Wherever the string "name" appears in the entries below, return the line that holds it.

*** Available data ***

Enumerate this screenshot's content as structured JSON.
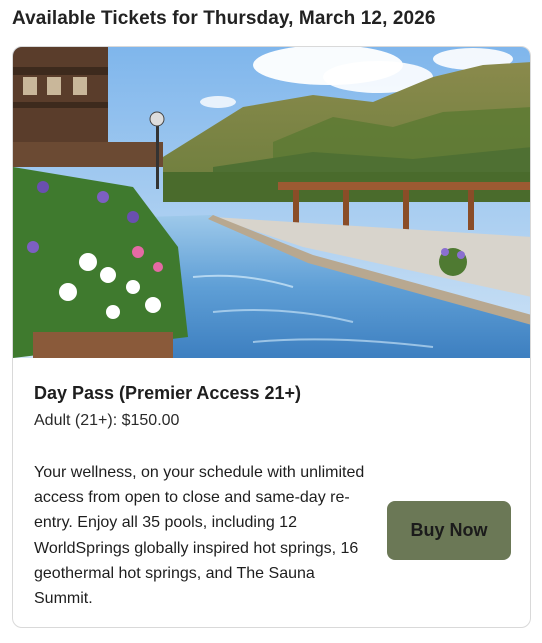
{
  "heading": "Available Tickets for Thursday, March 12, 2026",
  "ticket": {
    "name": "Day Pass (Premier Access 21+)",
    "price_line": "Adult (21+): $150.00",
    "description": "Your wellness, on your schedule with unlimited access from open to close and same-day re-entry. Enjoy all 35 pools, including 12 WorldSprings globally inspired hot springs, 16 geothermal hot springs, and The Sauna Summit.",
    "buy_label": "Buy Now"
  },
  "colors": {
    "button_bg": "#6b7856",
    "card_border": "#d9d9d9",
    "text": "#1e1e1e"
  }
}
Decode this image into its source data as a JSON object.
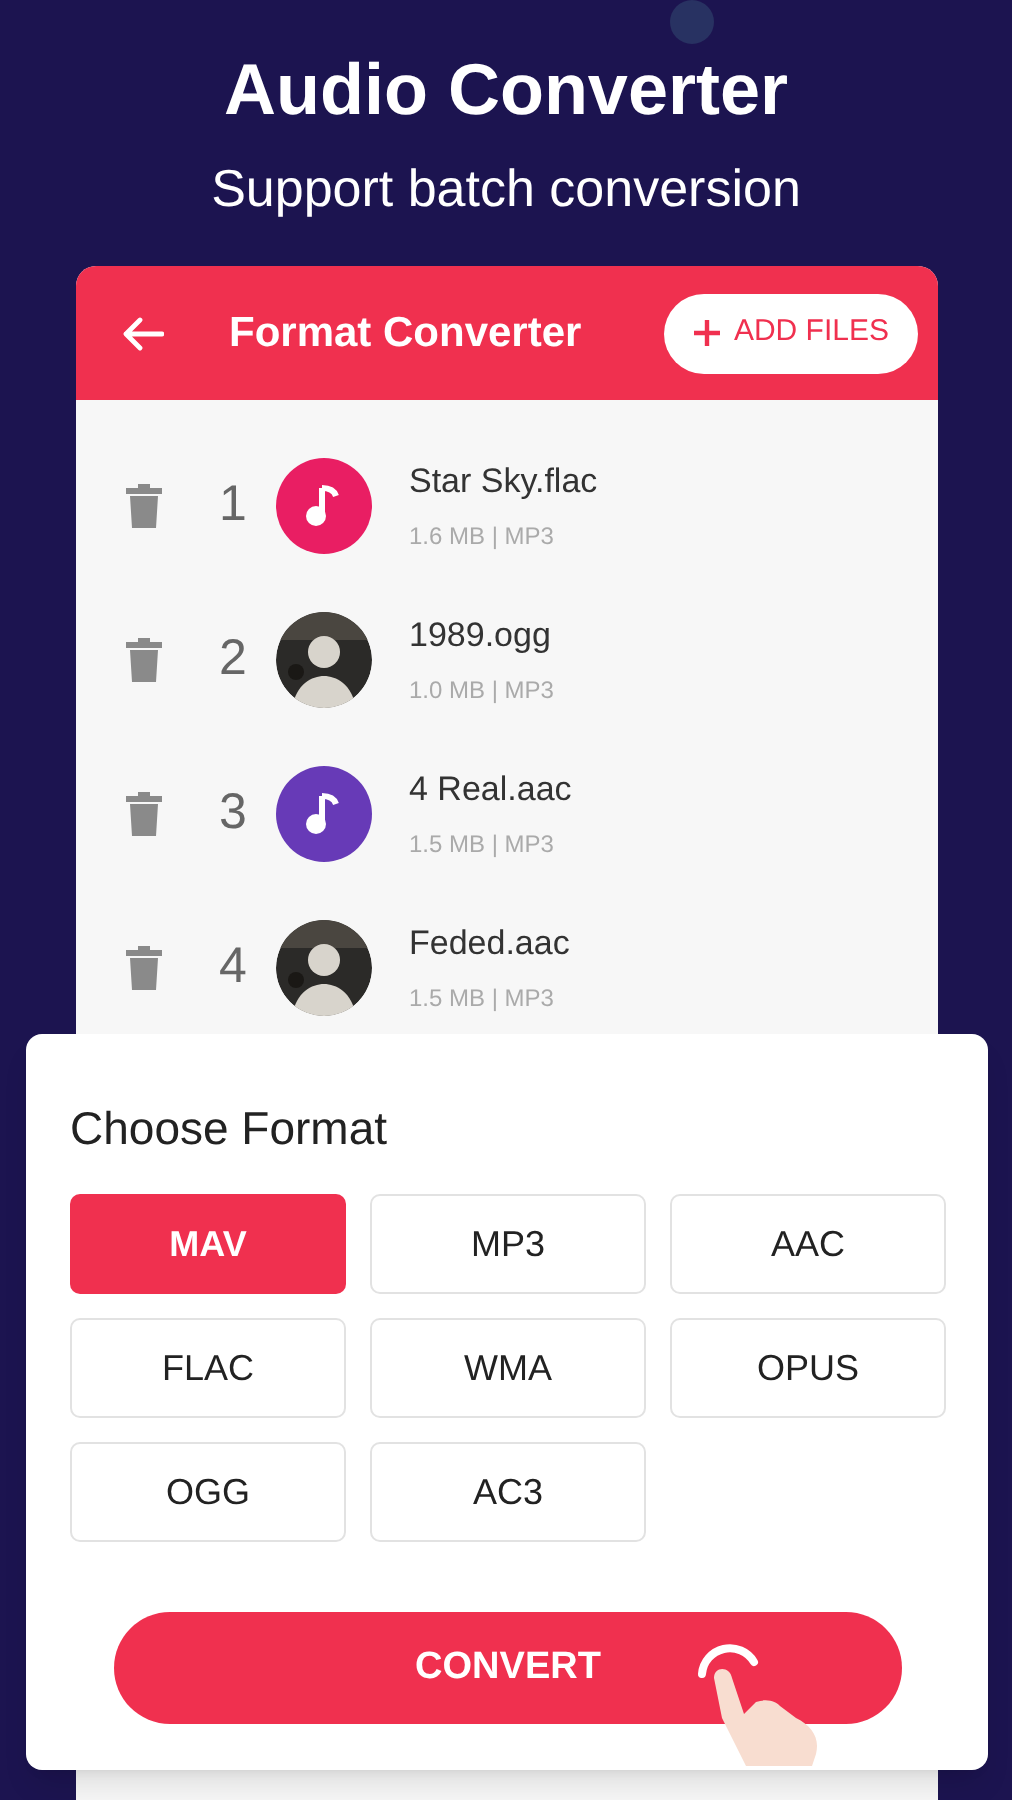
{
  "headline": "Audio Converter",
  "subtitle": "Support batch conversion",
  "app_bar": {
    "title": "Format Converter",
    "action": "ADD FILES"
  },
  "files": [
    {
      "number": "1",
      "name": "Star Sky.flac",
      "details": "1.6 MB | MP3",
      "kind": "icon",
      "color": "#e91e63"
    },
    {
      "number": "2",
      "name": "1989.ogg",
      "details": "1.0 MB | MP3",
      "kind": "picture"
    },
    {
      "number": "3",
      "name": "4 Real.aac",
      "details": "1.5 MB | MP3",
      "kind": "icon",
      "color": "#673ab7"
    },
    {
      "number": "4",
      "name": "Feded.aac",
      "details": "1.5 MB | MP3",
      "kind": "picture"
    }
  ],
  "format_sheet": {
    "title": "Choose Format",
    "formats": [
      {
        "label": "MAV",
        "selected": true
      },
      {
        "label": "MP3",
        "selected": false
      },
      {
        "label": "AAC",
        "selected": false
      },
      {
        "label": "FLAC",
        "selected": false
      },
      {
        "label": "WMA",
        "selected": false
      },
      {
        "label": "OPUS",
        "selected": false
      },
      {
        "label": "OGG",
        "selected": false
      },
      {
        "label": "AC3",
        "selected": false
      }
    ],
    "button": "CONVERT"
  }
}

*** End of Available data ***

• Response to this exercise:
    "name": "Day Pass (Premier Access 21+)",
      "name": "Star Sky.flac",
      "name": "1989.ogg",
      "name": "4 Real.aac",
      "name": "Feded.aac",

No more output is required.